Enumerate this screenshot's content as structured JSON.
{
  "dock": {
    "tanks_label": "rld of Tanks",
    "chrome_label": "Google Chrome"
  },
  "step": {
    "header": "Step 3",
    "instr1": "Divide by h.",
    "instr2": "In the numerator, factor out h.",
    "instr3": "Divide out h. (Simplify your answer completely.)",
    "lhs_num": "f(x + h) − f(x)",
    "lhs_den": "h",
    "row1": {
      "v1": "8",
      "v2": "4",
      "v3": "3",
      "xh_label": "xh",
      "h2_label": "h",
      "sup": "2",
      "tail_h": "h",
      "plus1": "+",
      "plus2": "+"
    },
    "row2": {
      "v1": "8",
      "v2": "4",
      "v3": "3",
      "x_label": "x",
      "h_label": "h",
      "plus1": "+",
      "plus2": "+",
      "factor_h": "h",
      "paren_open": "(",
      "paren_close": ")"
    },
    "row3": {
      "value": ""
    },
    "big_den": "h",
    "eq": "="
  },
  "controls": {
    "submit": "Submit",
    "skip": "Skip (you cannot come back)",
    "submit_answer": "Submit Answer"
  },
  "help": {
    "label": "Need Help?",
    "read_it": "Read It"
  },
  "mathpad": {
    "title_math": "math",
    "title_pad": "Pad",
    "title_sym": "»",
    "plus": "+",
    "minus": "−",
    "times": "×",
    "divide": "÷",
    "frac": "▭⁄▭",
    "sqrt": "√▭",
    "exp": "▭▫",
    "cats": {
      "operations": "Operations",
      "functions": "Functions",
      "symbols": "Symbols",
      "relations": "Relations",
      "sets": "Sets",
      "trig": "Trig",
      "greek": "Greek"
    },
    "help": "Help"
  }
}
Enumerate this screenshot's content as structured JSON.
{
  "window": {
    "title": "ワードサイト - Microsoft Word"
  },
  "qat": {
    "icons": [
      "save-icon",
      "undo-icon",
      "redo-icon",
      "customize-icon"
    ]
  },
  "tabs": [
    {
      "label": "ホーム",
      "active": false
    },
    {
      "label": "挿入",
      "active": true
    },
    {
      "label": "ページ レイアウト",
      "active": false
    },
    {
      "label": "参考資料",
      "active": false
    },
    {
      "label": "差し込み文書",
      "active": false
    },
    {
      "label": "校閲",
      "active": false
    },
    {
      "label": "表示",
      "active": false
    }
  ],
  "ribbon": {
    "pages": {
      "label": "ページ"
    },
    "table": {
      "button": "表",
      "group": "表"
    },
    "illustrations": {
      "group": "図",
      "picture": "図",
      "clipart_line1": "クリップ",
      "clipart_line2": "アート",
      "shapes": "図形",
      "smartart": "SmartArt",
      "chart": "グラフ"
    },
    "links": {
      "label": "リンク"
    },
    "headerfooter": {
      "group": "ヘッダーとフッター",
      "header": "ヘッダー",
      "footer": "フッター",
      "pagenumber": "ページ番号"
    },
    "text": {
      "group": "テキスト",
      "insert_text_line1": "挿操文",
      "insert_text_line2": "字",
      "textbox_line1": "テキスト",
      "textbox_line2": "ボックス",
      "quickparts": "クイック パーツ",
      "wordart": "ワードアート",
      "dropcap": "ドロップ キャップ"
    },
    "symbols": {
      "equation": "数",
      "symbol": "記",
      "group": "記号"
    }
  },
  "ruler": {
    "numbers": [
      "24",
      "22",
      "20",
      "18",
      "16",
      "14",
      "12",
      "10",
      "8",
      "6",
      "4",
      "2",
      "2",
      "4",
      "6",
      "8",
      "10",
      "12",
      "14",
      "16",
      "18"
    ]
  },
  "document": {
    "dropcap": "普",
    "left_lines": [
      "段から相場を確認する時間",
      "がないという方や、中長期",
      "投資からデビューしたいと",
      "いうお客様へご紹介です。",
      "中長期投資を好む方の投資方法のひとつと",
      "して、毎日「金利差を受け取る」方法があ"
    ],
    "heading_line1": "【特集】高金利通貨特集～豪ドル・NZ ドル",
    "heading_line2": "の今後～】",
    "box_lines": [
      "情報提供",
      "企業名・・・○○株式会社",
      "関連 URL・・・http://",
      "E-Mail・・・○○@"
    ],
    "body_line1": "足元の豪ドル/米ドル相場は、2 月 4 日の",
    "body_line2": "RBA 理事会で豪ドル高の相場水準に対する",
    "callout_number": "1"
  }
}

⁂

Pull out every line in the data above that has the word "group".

      "group": "表"
      "group": "図",
      "group": "ヘッダーとフッター",
      "group": "テキスト",
      "group": "記号"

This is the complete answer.